Panelists: Christopher Redmond, Trevor Breakspear, Sheryl Cooke, Johnathan Cruise, Jan Langeslag, Neil Ryder, William Bayliss, Radosveta Valkova and Jonathan Dixon.
The new reality created by COVID-19 has caused a lot of changes in the educational sphere. The transition from face-to-face to distance teaching was not smooth in Ukraine because distance learning was not a common practice here before, and teachers were unprepared for teaching online. Therefore, we started our qualitative research primarily to get insights into the altered daily routines of teachers. In particular, we were interested in how teachers assessed their students’ performance online. In this paper, we will focus on secondary school language teachers (n=65) and language tutors at the tertiary level (n=18). The research findings have revealed that teachers gave feedback through different digital applications such as Google Classroom. Oral performance was evaluated either synchronously or asynchronously. The most crucial implication is that teachers should improve and further develop their digital skills and distance teaching and assessing skills in order to provide quality education in the digital world.
Integrating TOEIC material in the classroom can be difficult due to varying goals, needs, expectations, and knowledge about the test. This workshop will give basic background about the TOEIC Speaking tasks and show teachers ways to adapt these tasks for use in their communicative classroom as classroom activities and assessment tasks. The presenter will draw on his experience both with ETS and in the classroom to share practical ideas that will give students TOEIC Speaking practice while not straying from the communicative activities that they already do in the classroom.
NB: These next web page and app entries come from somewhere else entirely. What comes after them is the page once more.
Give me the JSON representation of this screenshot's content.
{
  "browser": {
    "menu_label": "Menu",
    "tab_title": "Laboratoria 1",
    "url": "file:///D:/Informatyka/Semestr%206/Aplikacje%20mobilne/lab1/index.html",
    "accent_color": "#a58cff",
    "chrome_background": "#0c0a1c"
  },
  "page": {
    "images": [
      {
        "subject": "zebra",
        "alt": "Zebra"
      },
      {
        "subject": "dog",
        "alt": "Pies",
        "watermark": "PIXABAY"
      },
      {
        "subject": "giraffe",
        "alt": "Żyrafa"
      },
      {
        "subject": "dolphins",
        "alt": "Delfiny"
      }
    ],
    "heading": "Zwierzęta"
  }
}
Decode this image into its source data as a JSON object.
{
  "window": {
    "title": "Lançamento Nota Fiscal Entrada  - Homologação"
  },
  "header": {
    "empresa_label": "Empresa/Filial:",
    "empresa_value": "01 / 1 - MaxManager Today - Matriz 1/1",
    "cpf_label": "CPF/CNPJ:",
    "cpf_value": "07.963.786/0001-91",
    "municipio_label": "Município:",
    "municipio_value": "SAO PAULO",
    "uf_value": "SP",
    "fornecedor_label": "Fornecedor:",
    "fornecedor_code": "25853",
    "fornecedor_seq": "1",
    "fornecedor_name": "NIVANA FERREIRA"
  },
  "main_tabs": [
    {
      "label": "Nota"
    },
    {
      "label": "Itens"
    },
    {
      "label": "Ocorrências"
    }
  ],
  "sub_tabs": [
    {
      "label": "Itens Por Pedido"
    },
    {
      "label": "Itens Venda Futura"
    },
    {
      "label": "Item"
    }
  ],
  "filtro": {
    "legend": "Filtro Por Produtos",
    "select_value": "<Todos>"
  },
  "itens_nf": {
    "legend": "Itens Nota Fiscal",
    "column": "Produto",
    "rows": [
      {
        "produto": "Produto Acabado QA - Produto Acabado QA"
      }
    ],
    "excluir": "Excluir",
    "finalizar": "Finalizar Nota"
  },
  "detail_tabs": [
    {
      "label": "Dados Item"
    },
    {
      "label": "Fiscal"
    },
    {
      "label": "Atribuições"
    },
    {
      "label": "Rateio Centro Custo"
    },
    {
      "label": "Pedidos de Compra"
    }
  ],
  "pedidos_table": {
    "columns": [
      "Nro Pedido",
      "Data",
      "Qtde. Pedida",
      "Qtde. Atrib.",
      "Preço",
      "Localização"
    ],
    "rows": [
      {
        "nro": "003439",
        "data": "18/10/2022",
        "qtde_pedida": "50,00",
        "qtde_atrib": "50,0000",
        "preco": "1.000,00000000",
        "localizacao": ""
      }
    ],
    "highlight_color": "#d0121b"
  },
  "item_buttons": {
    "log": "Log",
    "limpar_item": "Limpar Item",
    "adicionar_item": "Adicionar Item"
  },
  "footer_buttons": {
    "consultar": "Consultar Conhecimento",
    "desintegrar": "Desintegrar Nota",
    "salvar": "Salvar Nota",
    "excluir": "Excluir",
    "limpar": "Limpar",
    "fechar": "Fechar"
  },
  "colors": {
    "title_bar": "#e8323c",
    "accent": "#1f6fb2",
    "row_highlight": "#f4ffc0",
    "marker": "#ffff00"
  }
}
Teachers will leave the workshop with ideas to create tasks that focus on pronunciation and prosody, basic grammar and vocabulary, synthesizing and responding to oral and visual information, and expressing and supporting ideas.